__EXERCISE PROMPT__: Give back all of the data exactly.
• • • • •
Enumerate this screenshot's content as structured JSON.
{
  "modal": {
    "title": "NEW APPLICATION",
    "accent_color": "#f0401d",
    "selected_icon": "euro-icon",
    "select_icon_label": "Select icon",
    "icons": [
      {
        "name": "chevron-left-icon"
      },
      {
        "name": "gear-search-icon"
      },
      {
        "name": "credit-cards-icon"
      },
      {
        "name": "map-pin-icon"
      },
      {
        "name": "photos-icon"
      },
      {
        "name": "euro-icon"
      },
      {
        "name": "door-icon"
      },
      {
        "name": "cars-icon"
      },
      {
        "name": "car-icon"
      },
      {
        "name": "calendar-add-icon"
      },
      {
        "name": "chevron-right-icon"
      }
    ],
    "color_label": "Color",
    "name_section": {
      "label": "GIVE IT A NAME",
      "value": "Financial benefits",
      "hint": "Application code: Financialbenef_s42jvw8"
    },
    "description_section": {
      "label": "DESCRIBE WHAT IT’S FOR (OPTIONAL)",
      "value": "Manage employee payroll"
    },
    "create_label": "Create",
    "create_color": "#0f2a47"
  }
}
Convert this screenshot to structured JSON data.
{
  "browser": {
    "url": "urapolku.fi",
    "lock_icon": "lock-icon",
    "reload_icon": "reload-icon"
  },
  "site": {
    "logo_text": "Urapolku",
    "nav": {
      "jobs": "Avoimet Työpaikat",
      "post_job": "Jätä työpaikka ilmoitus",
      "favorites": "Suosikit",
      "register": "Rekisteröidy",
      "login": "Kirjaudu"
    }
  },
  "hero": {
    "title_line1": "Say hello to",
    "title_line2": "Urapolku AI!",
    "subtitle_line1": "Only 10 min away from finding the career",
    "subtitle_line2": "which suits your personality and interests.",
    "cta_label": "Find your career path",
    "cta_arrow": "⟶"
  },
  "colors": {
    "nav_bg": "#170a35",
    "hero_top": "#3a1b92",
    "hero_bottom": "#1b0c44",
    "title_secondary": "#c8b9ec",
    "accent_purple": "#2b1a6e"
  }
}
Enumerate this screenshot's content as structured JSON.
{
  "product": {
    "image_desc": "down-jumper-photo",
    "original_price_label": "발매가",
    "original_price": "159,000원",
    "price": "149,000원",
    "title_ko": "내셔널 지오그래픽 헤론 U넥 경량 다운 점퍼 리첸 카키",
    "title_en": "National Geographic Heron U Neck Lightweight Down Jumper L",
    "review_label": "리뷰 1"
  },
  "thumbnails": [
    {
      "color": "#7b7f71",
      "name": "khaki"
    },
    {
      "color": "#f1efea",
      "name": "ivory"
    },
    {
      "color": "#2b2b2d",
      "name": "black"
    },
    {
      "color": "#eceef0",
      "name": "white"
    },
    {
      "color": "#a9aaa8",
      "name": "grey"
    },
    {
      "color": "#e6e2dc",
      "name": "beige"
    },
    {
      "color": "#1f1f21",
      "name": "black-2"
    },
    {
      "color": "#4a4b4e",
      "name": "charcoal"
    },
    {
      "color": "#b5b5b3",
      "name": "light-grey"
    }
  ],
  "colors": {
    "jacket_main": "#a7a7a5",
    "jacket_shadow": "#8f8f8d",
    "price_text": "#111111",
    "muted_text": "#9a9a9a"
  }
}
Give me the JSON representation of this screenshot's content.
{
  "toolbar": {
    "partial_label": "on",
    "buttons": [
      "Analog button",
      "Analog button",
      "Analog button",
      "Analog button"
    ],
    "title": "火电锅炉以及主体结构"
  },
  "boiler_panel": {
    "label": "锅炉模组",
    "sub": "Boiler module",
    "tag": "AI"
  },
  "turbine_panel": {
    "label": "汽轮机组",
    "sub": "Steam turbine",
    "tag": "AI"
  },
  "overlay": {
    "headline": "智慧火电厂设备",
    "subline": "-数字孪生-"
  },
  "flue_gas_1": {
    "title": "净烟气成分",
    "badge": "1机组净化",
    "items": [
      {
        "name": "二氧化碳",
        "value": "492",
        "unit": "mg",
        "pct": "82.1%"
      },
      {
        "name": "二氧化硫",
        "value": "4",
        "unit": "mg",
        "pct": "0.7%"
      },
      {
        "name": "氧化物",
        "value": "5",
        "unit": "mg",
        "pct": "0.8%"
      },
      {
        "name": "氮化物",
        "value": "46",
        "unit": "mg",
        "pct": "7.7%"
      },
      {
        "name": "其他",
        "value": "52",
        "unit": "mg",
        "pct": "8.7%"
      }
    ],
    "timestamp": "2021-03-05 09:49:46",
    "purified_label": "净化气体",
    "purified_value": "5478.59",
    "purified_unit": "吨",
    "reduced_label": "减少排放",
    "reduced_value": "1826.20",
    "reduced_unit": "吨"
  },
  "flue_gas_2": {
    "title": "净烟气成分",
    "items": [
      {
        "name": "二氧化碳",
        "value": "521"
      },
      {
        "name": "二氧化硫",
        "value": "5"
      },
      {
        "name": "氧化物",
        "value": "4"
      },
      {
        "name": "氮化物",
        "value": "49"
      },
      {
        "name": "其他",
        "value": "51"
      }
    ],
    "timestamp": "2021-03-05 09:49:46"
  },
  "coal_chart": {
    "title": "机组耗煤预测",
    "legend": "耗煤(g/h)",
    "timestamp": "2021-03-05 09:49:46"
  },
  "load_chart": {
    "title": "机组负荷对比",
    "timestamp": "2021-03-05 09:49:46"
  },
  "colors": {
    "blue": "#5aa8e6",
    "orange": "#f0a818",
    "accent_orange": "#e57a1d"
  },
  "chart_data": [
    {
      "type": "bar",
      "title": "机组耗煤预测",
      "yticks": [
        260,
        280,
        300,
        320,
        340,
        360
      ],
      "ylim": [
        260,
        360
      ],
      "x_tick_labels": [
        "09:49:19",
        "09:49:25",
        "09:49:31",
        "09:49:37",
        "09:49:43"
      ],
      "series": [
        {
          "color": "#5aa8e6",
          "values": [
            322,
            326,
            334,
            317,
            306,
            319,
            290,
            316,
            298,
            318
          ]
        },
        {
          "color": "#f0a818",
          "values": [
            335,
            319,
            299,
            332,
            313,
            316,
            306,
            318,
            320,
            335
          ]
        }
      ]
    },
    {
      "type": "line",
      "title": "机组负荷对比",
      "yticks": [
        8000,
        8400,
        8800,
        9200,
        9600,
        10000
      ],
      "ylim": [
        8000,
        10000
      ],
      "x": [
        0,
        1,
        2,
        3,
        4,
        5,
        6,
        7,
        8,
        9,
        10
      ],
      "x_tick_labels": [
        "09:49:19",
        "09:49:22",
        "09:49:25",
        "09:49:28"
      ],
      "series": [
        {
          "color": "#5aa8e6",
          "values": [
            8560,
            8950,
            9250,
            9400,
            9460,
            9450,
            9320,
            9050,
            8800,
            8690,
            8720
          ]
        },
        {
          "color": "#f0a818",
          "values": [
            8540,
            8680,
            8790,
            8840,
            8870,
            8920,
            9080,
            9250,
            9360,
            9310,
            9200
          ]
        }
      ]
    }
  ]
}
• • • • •
__ANSWER__:
Enumerate this screenshot's content as structured JSON.
{
  "modal": {
    "title": "NEW APPLICATION",
    "accent_color": "#f0401d",
    "selected_icon": "euro-icon",
    "select_icon_label": "Select icon",
    "icons": [
      {
        "name": "chevron-left-icon"
      },
      {
        "name": "gear-search-icon"
      },
      {
        "name": "credit-cards-icon"
      },
      {
        "name": "map-pin-icon"
      },
      {
        "name": "photos-icon"
      },
      {
        "name": "euro-icon"
      },
      {
        "name": "door-icon"
      },
      {
        "name": "cars-icon"
      },
      {
        "name": "car-icon"
      },
      {
        "name": "calendar-add-icon"
      },
      {
        "name": "chevron-right-icon"
      }
    ],
    "color_label": "Color",
    "name_section": {
      "label": "GIVE IT A NAME",
      "value": "Financial benefits",
      "hint": "Application code: Financialbenef_s42jvw8"
    },
    "description_section": {
      "label": "DESCRIBE WHAT IT’S FOR (OPTIONAL)",
      "value": "Manage employee payroll"
    },
    "create_label": "Create",
    "create_color": "#0f2a47"
  }
}
Convert this screenshot to structured JSON data.
{
  "browser": {
    "url": "urapolku.fi",
    "lock_icon": "lock-icon",
    "reload_icon": "reload-icon"
  },
  "site": {
    "logo_text": "Urapolku",
    "nav": {
      "jobs": "Avoimet Työpaikat",
      "post_job": "Jätä työpaikka ilmoitus",
      "favorites": "Suosikit",
      "register": "Rekisteröidy",
      "login": "Kirjaudu"
    }
  },
  "hero": {
    "title_line1": "Say hello to",
    "title_line2": "Urapolku AI!",
    "subtitle_line1": "Only 10 min away from finding the career",
    "subtitle_line2": "which suits your personality and interests.",
    "cta_label": "Find your career path",
    "cta_arrow": "⟶"
  },
  "colors": {
    "nav_bg": "#170a35",
    "hero_top": "#3a1b92",
    "hero_bottom": "#1b0c44",
    "title_secondary": "#c8b9ec",
    "accent_purple": "#2b1a6e"
  }
}
Enumerate this screenshot's content as structured JSON.
{
  "product": {
    "image_desc": "down-jumper-photo",
    "original_price_label": "발매가",
    "original_price": "159,000원",
    "price": "149,000원",
    "title_ko": "내셔널 지오그래픽 헤론 U넥 경량 다운 점퍼 리첸 카키",
    "title_en": "National Geographic Heron U Neck Lightweight Down Jumper L",
    "review_label": "리뷰 1"
  },
  "thumbnails": [
    {
      "color": "#7b7f71",
      "name": "khaki"
    },
    {
      "color": "#f1efea",
      "name": "ivory"
    },
    {
      "color": "#2b2b2d",
      "name": "black"
    },
    {
      "color": "#eceef0",
      "name": "white"
    },
    {
      "color": "#a9aaa8",
      "name": "grey"
    },
    {
      "color": "#e6e2dc",
      "name": "beige"
    },
    {
      "color": "#1f1f21",
      "name": "black-2"
    },
    {
      "color": "#4a4b4e",
      "name": "charcoal"
    },
    {
      "color": "#b5b5b3",
      "name": "light-grey"
    }
  ],
  "colors": {
    "jacket_main": "#a7a7a5",
    "jacket_shadow": "#8f8f8d",
    "price_text": "#111111",
    "muted_text": "#9a9a9a"
  }
}
Give me the JSON representation of this screenshot's content.
{
  "toolbar": {
    "partial_label": "on",
    "buttons": [
      "Analog button",
      "Analog button",
      "Analog button",
      "Analog button"
    ],
    "title": "火电锅炉以及主体结构"
  },
  "boiler_panel": {
    "label": "锅炉模组",
    "sub": "Boiler module",
    "tag": "AI"
  },
  "turbine_panel": {
    "label": "汽轮机组",
    "sub": "Steam turbine",
    "tag": "AI"
  },
  "overlay": {
    "headline": "智慧火电厂设备",
    "subline": "-数字孪生-"
  },
  "flue_gas_1": {
    "title": "净烟气成分",
    "badge": "1机组净化",
    "items": [
      {
        "name": "二氧化碳",
        "value": "492",
        "unit": "mg",
        "pct": "82.1%"
      },
      {
        "name": "二氧化硫",
        "value": "4",
        "unit": "mg",
        "pct": "0.7%"
      },
      {
        "name": "氧化物",
        "value": "5",
        "unit": "mg",
        "pct": "0.8%"
      },
      {
        "name": "氮化物",
        "value": "46",
        "unit": "mg",
        "pct": "7.7%"
      },
      {
        "name": "其他",
        "value": "52",
        "unit": "mg",
        "pct": "8.7%"
      }
    ],
    "timestamp": "2021-03-05 09:49:46",
    "purified_label": "净化气体",
    "purified_value": "5478.59",
    "purified_unit": "吨",
    "reduced_label": "减少排放",
    "reduced_value": "1826.20",
    "reduced_unit": "吨"
  },
  "flue_gas_2": {
    "title": "净烟气成分",
    "items": [
      {
        "name": "二氧化碳",
        "value": "521"
      },
      {
        "name": "二氧化硫",
        "value": "5"
      },
      {
        "name": "氧化物",
        "value": "4"
      },
      {
        "name": "氮化物",
        "value": "49"
      },
      {
        "name": "其他",
        "value": "51"
      }
    ],
    "timestamp": "2021-03-05 09:49:46"
  },
  "coal_chart": {
    "title": "机组耗煤预测",
    "legend": "耗煤(g/h)",
    "timestamp": "2021-03-05 09:49:46"
  },
  "load_chart": {
    "title": "机组负荷对比",
    "timestamp": "2021-03-05 09:49:46"
  },
  "colors": {
    "blue": "#5aa8e6",
    "orange": "#f0a818",
    "accent_orange": "#e57a1d"
  },
  "chart_data": [
    {
      "type": "bar",
      "title": "机组耗煤预测",
      "yticks": [
        260,
        280,
        300,
        320,
        340,
        360
      ],
      "ylim": [
        260,
        360
      ],
      "x_tick_labels": [
        "09:49:19",
        "09:49:25",
        "09:49:31",
        "09:49:37",
        "09:49:43"
      ],
      "series": [
        {
          "color": "#5aa8e6",
          "values": [
            322,
            326,
            334,
            317,
            306,
            319,
            290,
            316,
            298,
            318
          ]
        },
        {
          "color": "#f0a818",
          "values": [
            335,
            319,
            299,
            332,
            313,
            316,
            306,
            318,
            320,
            335
          ]
        }
      ]
    },
    {
      "type": "line",
      "title": "机组负荷对比",
      "yticks": [
        8000,
        8400,
        8800,
        9200,
        9600,
        10000
      ],
      "ylim": [
        8000,
        10000
      ],
      "x": [
        0,
        1,
        2,
        3,
        4,
        5,
        6,
        7,
        8,
        9,
        10
      ],
      "x_tick_labels": [
        "09:49:19",
        "09:49:22",
        "09:49:25",
        "09:49:28"
      ],
      "series": [
        {
          "color": "#5aa8e6",
          "values": [
            8560,
            8950,
            9250,
            9400,
            9460,
            9450,
            9320,
            9050,
            8800,
            8690,
            8720
          ]
        },
        {
          "color": "#f0a818",
          "values": [
            8540,
            8680,
            8790,
            8840,
            8870,
            8920,
            9080,
            9250,
            9360,
            9310,
            9200
          ]
        }
      ]
    }
  ]
}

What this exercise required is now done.